- **Work order**: In the data below, find every line with the word "true" and copy it.

Website and app data records
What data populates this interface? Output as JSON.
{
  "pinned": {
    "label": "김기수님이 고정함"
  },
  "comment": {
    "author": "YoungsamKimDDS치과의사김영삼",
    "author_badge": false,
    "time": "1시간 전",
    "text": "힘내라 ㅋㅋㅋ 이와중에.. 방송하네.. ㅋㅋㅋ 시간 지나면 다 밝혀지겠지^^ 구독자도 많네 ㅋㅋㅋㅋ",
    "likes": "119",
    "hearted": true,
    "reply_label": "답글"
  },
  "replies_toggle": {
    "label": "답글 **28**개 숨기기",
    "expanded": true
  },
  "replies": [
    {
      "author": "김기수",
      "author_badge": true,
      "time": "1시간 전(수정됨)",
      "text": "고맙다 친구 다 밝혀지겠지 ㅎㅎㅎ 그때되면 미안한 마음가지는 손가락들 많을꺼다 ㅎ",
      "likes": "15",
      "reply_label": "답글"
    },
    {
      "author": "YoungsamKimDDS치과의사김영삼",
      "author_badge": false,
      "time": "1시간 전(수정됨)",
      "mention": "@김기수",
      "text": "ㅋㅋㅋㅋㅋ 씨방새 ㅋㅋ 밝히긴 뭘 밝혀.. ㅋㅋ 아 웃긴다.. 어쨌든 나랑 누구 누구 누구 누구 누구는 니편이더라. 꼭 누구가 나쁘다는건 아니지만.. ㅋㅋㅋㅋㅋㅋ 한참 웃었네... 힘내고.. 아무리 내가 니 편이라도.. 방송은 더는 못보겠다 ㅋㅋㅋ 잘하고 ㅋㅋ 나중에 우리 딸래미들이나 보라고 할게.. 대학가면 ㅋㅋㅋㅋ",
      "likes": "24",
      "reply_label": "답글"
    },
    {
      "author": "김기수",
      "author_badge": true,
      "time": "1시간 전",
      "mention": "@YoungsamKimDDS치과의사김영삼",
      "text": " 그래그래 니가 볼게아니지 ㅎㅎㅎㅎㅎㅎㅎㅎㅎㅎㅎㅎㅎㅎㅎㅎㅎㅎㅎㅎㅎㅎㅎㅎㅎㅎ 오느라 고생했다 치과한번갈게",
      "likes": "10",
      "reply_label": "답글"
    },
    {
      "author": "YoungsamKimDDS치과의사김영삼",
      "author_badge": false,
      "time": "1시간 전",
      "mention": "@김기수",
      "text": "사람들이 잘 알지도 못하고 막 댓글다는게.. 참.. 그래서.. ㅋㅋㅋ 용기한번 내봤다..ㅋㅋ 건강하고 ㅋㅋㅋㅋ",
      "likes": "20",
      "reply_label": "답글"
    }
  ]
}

- **Task result**:
    "hearted": true,
    "expanded": true
      "author_badge": true,
      "author_badge": true,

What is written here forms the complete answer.